Try it »
Find each line in the following listing that has the string "visd", then state the count and nothing else.

Data shown »
******

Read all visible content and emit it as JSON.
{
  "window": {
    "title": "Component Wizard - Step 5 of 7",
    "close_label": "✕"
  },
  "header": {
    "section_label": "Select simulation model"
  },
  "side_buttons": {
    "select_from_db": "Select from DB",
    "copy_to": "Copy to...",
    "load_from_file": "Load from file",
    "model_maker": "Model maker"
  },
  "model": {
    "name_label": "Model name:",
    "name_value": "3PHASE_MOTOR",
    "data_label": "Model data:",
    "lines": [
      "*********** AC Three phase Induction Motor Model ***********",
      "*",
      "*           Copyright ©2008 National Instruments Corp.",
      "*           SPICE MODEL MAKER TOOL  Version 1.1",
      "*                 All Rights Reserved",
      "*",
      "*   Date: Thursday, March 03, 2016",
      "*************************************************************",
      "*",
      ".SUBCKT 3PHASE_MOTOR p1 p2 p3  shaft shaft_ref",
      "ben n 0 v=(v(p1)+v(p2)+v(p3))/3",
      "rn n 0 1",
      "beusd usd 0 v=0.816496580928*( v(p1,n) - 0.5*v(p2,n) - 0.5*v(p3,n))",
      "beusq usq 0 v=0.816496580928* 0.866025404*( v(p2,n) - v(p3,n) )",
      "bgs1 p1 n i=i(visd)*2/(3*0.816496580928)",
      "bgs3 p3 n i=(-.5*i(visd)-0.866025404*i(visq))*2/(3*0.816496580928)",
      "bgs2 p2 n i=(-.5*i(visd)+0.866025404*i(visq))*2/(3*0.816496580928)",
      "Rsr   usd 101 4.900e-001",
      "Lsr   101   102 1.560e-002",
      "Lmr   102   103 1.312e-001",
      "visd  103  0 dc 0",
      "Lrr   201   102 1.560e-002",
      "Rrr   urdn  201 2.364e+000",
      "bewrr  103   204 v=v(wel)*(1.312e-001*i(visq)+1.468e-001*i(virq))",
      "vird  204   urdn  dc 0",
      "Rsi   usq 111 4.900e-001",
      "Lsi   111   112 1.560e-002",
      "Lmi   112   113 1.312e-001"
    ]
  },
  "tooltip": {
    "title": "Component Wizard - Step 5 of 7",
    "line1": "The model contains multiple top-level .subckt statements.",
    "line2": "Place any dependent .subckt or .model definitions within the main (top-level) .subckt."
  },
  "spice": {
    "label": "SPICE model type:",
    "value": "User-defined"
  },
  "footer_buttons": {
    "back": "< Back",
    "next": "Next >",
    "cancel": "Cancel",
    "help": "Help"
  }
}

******

Response box »
4